|An anonymous drink|
Anonymous is many things. He’s a writer. He's possibly Shakespeare. He’s an artist. He’s that public masturbator that lives down the street. He’s an internet activist group. He is that guy who got arrested for revealing the identities of a ring of rapists.
Anonymous is also a coffee shop in Prague.
And a bar.
The coffee shop, near IP Pavlova, is one of the more uncomfortable places to sit with a computer, since all the seats are made of wood pallets and are about as comfortable as an introvert doing an unprepared stand-up comedy routine. Thus kind of defeating the theme of borrowing from an internet hacktivist group when you can't comfortably sit around on the computer. They do serve some pretty great brew though. The bar and the coffee shop are owned by the same people, and it shows in the standards and service of the staff.
But I’m not writing about the coffee shop. I’m writing about the bar.
We decided randomly with a friend to go for cocktails. I’ve been having trouble lately finding “classy” places to hang out that are still somewhat edgy, since mostly I just choose dive bar locations with questionable toilets. Toilets that either aren’t there, or that when the door opens, there’s not much else but for the entire bar to cheer you on. When I was prompted last year by a friend to go to a lounge, because he was there with his girlfriend, I couldn’t think of an appropriate place. “Nope, this one smells of beer, this one of vomit, this one of vinegar.” It’s a hard knock life, my friends.
Anonymous Bar at Michalska 12 then made the list of possible places to take out-of-towners who aren’t in for a rough night of drinking cheap beer. Cheap beer in Prague, mind you, is still better than expensive beer in 99% of the countries of the world. And ironically, that expensive beer is usually cheap Czech beer. Anonymous fit the higher class standard of being a cocktail bar and my standard of being a slight bit unusual.
The place is certainly classy, and weirdly extreme on good customer service. I almost felt offended, as I’ve been living in Prague for so long that I’ve come to see bad customer service as polite. All of these “hellos” and “good evenings” while passing the service staff almost seemed excessive, as though they were mocking us. But fine. They are legion. What am I to do?

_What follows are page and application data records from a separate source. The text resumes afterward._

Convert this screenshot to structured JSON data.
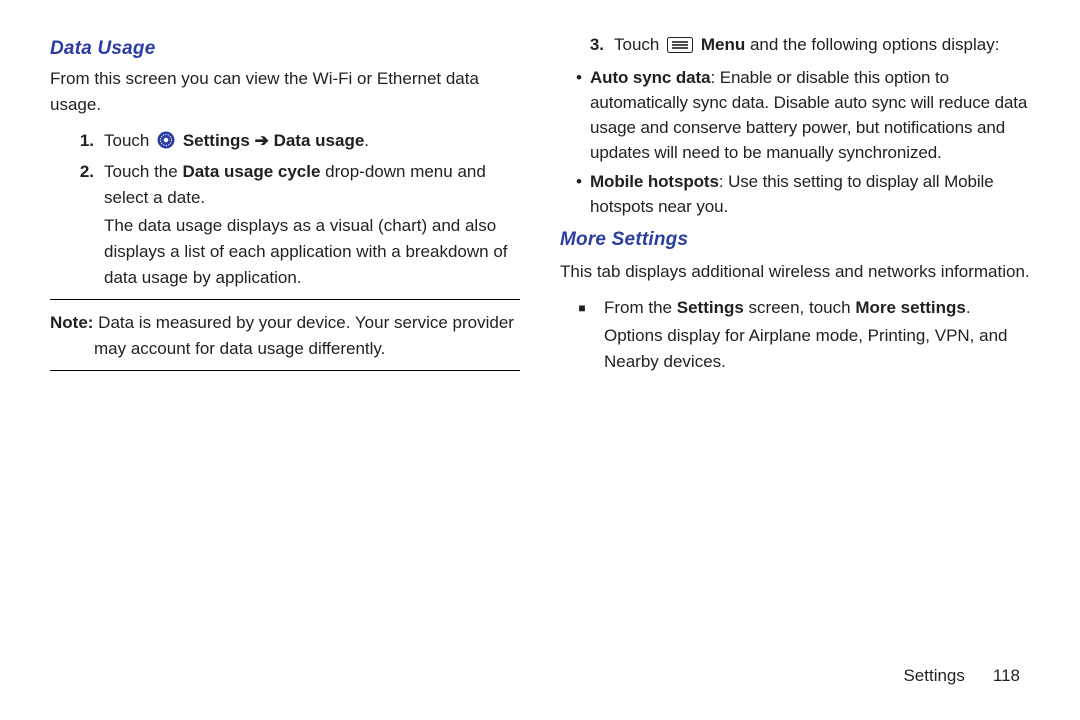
{
  "left": {
    "heading": "Data Usage",
    "intro": "From this screen you can view the Wi-Fi or Ethernet data usage.",
    "step1_num": "1.",
    "step1_pre": "Touch ",
    "step1_bold": " Settings ➔ Data usage",
    "step1_post": ".",
    "step2_num": "2.",
    "step2_a": "Touch the ",
    "step2_b": "Data usage cycle",
    "step2_c": " drop-down menu and select a date.",
    "step2_sub": "The data usage displays as a visual (chart) and also displays a list of each application with a breakdown of data usage by application.",
    "note_label": "Note:",
    "note_body": " Data is measured by your device. Your service provider may account for data usage differently."
  },
  "right": {
    "step3_num": "3.",
    "step3_pre": "Touch ",
    "step3_bold": " Menu",
    "step3_post": " and the following options display:",
    "b1_label": "Auto sync data",
    "b1_body": ": Enable or disable this option to automatically sync data. Disable auto sync will reduce data usage and conserve battery power, but notifications and updates will need to be manually synchronized.",
    "b2_label": "Mobile hotspots",
    "b2_body": ": Use this setting to display all Mobile hotspots near you.",
    "heading2": "More Settings",
    "intro2": "This tab displays additional wireless and networks information.",
    "sq": "■",
    "sq_a": "From the ",
    "sq_b": "Settings",
    "sq_c": " screen, touch ",
    "sq_d": "More settings",
    "sq_e": ".",
    "sq_sub": "Options display for Airplane mode, Printing, VPN, and Nearby devices."
  },
  "footer": {
    "section": "Settings",
    "page": "118"
  }
}
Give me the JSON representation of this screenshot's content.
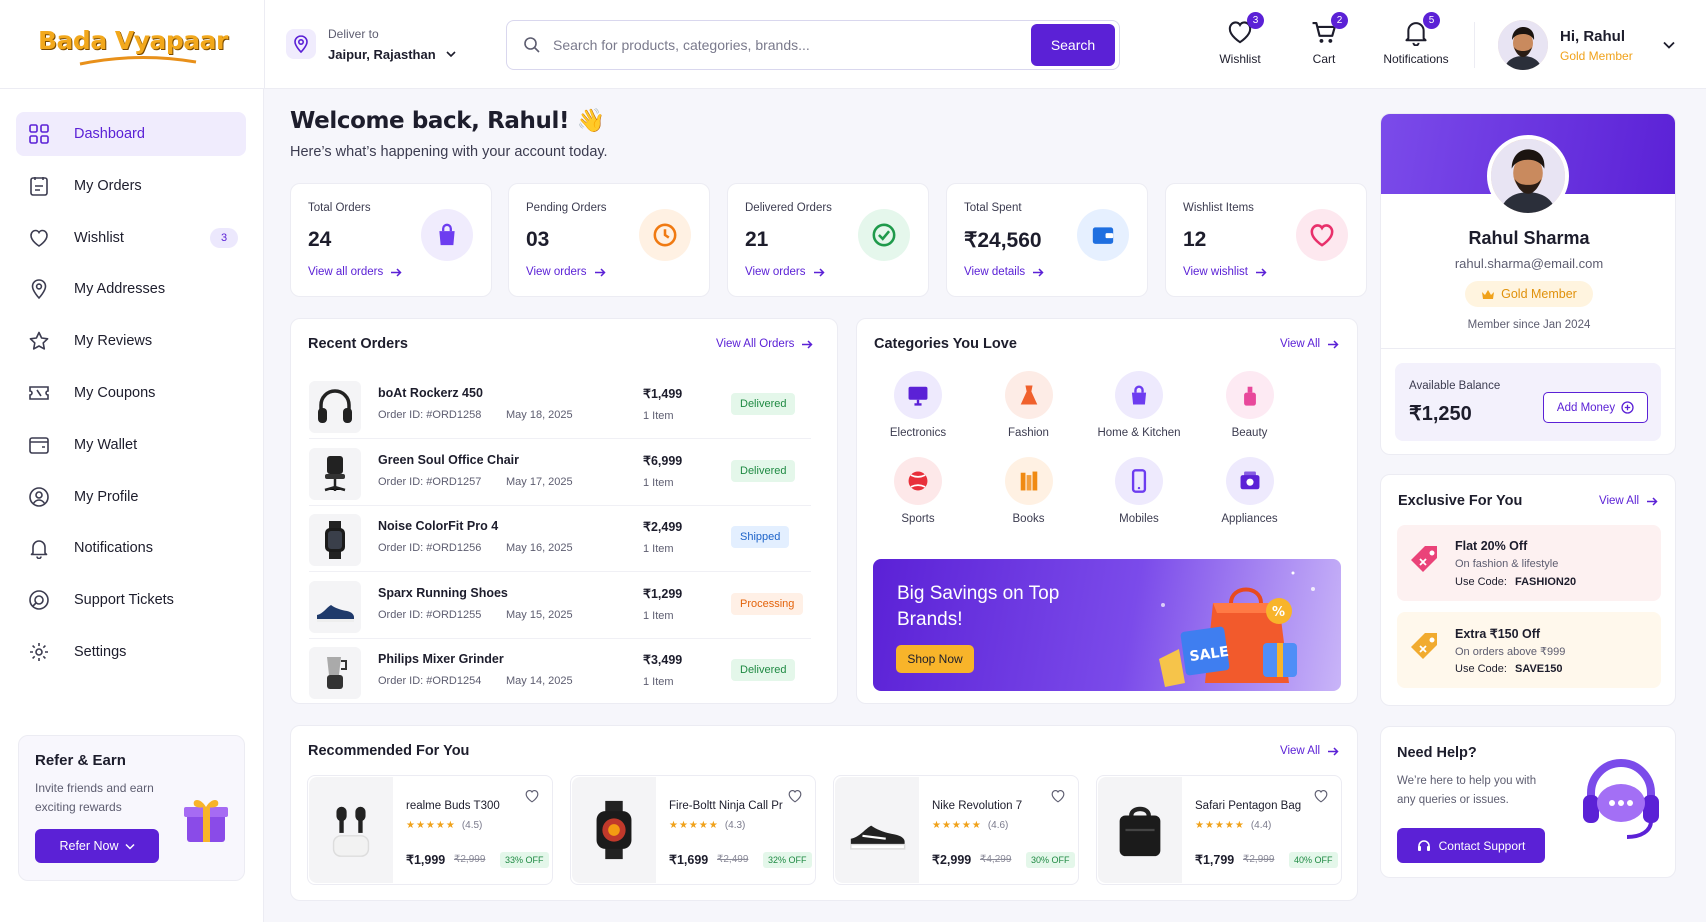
{
  "brand": {
    "logo_text": "Bada Vyapaar"
  },
  "deliver": {
    "label": "Deliver to",
    "location": "Jaipur, Rajasthan"
  },
  "search": {
    "placeholder": "Search for products, categories, brands...",
    "button": "Search"
  },
  "header_icons": [
    {
      "label": "Wishlist",
      "badge": "3",
      "icon": "heart-icon"
    },
    {
      "label": "Cart",
      "badge": "2",
      "icon": "cart-icon"
    },
    {
      "label": "Notifications",
      "badge": "5",
      "icon": "bell-icon"
    }
  ],
  "user": {
    "greeting": "Hi, Rahul",
    "tier": "Gold Member"
  },
  "sidebar": {
    "items": [
      {
        "label": "Dashboard",
        "icon": "grid-icon",
        "active": true
      },
      {
        "label": "My Orders",
        "icon": "orders-icon"
      },
      {
        "label": "Wishlist",
        "icon": "heart-icon",
        "count": "3"
      },
      {
        "label": "My Addresses",
        "icon": "location-pin-icon"
      },
      {
        "label": "My Reviews",
        "icon": "star-icon"
      },
      {
        "label": "My Coupons",
        "icon": "coupon-icon"
      },
      {
        "label": "My Wallet",
        "icon": "wallet-icon"
      },
      {
        "label": "My Profile",
        "icon": "user-icon"
      },
      {
        "label": "Notifications",
        "icon": "bell-icon"
      },
      {
        "label": "Support Tickets",
        "icon": "support-icon"
      },
      {
        "label": "Settings",
        "icon": "settings-icon"
      }
    ],
    "refer": {
      "title": "Refer & Earn",
      "text": "Invite friends and earn exciting rewards",
      "button": "Refer Now"
    }
  },
  "welcome": {
    "title": "Welcome back, Rahul! 👋",
    "subtitle": "Here’s what’s happening with your account today."
  },
  "stats": [
    {
      "label": "Total Orders",
      "value": "24",
      "link": "View all orders",
      "icon": "bag-icon",
      "color": "#6d3df0",
      "bg": "#f0ecfd"
    },
    {
      "label": "Pending Orders",
      "value": "03",
      "link": "View orders",
      "icon": "clock-icon",
      "color": "#f07a12",
      "bg": "#fff1e3"
    },
    {
      "label": "Delivered Orders",
      "value": "21",
      "link": "View orders",
      "icon": "check-circle-icon",
      "color": "#1f9a4b",
      "bg": "#e5f7ec"
    },
    {
      "label": "Total Spent",
      "value": "₹24,560",
      "link": "View details",
      "icon": "wallet-icon",
      "color": "#1f6fe0",
      "bg": "#e6f0ff"
    },
    {
      "label": "Wishlist Items",
      "value": "12",
      "link": "View wishlist",
      "icon": "heart-icon",
      "color": "#e8306b",
      "bg": "#fde8ef"
    }
  ],
  "recent_orders": {
    "title": "Recent Orders",
    "view_all": "View All Orders",
    "orders": [
      {
        "name": "boAt Rockerz 450",
        "id": "Order ID: #ORD1258",
        "date": "May 18, 2025",
        "price": "₹1,499",
        "qty": "1 Item",
        "status": "Delivered",
        "kind": "d",
        "icon": "headphones-icon"
      },
      {
        "name": "Green Soul Office Chair",
        "id": "Order ID: #ORD1257",
        "date": "May 17, 2025",
        "price": "₹6,999",
        "qty": "1 Item",
        "status": "Delivered",
        "kind": "d",
        "icon": "chair-icon"
      },
      {
        "name": "Noise ColorFit Pro 4",
        "id": "Order ID: #ORD1256",
        "date": "May 16, 2025",
        "price": "₹2,499",
        "qty": "1 Item",
        "status": "Shipped",
        "kind": "s",
        "icon": "watch-icon"
      },
      {
        "name": "Sparx Running Shoes",
        "id": "Order ID: #ORD1255",
        "date": "May 15, 2025",
        "price": "₹1,299",
        "qty": "1 Item",
        "status": "Processing",
        "kind": "p",
        "icon": "shoe-icon"
      },
      {
        "name": "Philips Mixer Grinder",
        "id": "Order ID: #ORD1254",
        "date": "May 14, 2025",
        "price": "₹3,499",
        "qty": "1 Item",
        "status": "Delivered",
        "kind": "d",
        "icon": "mixer-icon"
      }
    ]
  },
  "categories": {
    "title": "Categories You Love",
    "view_all": "View All",
    "items": [
      {
        "label": "Electronics",
        "icon": "monitor-icon",
        "color": "#5b21d6",
        "bg": "#eeeafd"
      },
      {
        "label": "Fashion",
        "icon": "dress-icon",
        "color": "#f0612d",
        "bg": "#fdece6"
      },
      {
        "label": "Home & Kitchen",
        "icon": "lock-bag-icon",
        "color": "#6d3df0",
        "bg": "#eeeafd"
      },
      {
        "label": "Beauty",
        "icon": "perfume-icon",
        "color": "#e8489b",
        "bg": "#fdeaf3"
      },
      {
        "label": "Sports",
        "icon": "ball-icon",
        "color": "#e8303b",
        "bg": "#fde8e9"
      },
      {
        "label": "Books",
        "icon": "books-icon",
        "color": "#f08a12",
        "bg": "#fff1e3"
      },
      {
        "label": "Mobiles",
        "icon": "mobile-icon",
        "color": "#6d3df0",
        "bg": "#eeeafd"
      },
      {
        "label": "Appliances",
        "icon": "appliance-icon",
        "color": "#5b21d6",
        "bg": "#eeeafd"
      }
    ]
  },
  "promo": {
    "title": "Big Savings on Top Brands!",
    "button": "Shop Now",
    "bag_text": "SALE"
  },
  "recommended": {
    "title": "Recommended For You",
    "view_all": "View All",
    "items": [
      {
        "name": "realme Buds T300",
        "rating": "(4.5)",
        "price": "₹1,999",
        "old": "₹2,999",
        "off": "33% OFF",
        "icon": "earbuds-icon"
      },
      {
        "name": "Fire-Boltt Ninja Call Pr",
        "rating": "(4.3)",
        "price": "₹1,699",
        "old": "₹2,499",
        "off": "32% OFF",
        "icon": "smartwatch-icon"
      },
      {
        "name": "Nike Revolution 7",
        "rating": "(4.6)",
        "price": "₹2,999",
        "old": "₹4,299",
        "off": "30% OFF",
        "icon": "sneaker-icon"
      },
      {
        "name": "Safari Pentagon Bag",
        "rating": "(4.4)",
        "price": "₹1,799",
        "old": "₹2,999",
        "off": "40% OFF",
        "icon": "backpack-icon"
      }
    ]
  },
  "profile": {
    "name": "Rahul Sharma",
    "email": "rahul.sharma@email.com",
    "tier": "Gold Member",
    "member_since": "Member since  Jan 2024",
    "balance_label": "Available Balance",
    "balance": "₹1,250",
    "add_money": "Add Money"
  },
  "exclusive": {
    "title": "Exclusive For You",
    "view_all": "View All",
    "offers": [
      {
        "title": "Flat 20% Off",
        "desc": "On fashion & lifestyle",
        "code_label": "Use Code:",
        "code": "FASHION20",
        "bg": "#fdf1f1",
        "color": "#e8306b",
        "icon": "tag-icon"
      },
      {
        "title": "Extra ₹150 Off",
        "desc": "On orders above ₹999",
        "code_label": "Use Code:",
        "code": "SAVE150",
        "bg": "#fff8ec",
        "color": "#f0a21b",
        "icon": "tag-icon"
      }
    ]
  },
  "help": {
    "title": "Need Help?",
    "text": "We’re here to help you with any queries or issues.",
    "button": "Contact Support"
  }
}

|Hideout of the Legion|
The interior is a bit of a cross between what I imagine Kanye West’s house to look like and the set of the Nine Inch Nail’s Perfect Drug video. In fact, I think this was their primary motivation in design. The furniture were huge red lush old fashion arm chairs and couches, the ambiance dark with some soft electronic music going and on the wall a large sort of graffiti art interpretation of the Guy Fawkes mask. The music was nothing aggressive, just on the background, drifting along so you don’t have to raise your voice for conversation. The menu was full of weirdly named cocktails, the fun stuff of any cocktail bar. I got the 100% leather, which was a basic Manhattan with a shot of absinthe. My wife got a drink served in a syringe, and people at other tables had drinks served with toy guns, kaleidoscopes, and any assortment of novelties.
The staff, as I said, is exceedingly friendly and quite knowledgeable on cocktails. My friend was bent on trying to stump the waiter, shooting out names like Witches Left Tit and the Vespa from the James Bond book, not the movie one, and the waiter was on top of the game. The drinks were expertly crafted and presented, with the waiter donning a Guy Fawkes mask as he serves the drink to carry on the namesake of the bar.
|Getting our drinks|
The place isn’t cheap by Prague standards though. The cheapest legit drink on the list is 175 crowns, or roughly 7 USD. Which, in the US that’s really cheap for an amazingly mixed drink. In Prague, well, that’s about 7 great beers. It’s a sacrifice to heavy drinkers like myself, but a worthy sacrifice. Now if only I could convince them to host an accordionist singer-songwriter like myself and pay him in free cocktails...
In winter, it's highly advised to book seats. Call at +420 608 069.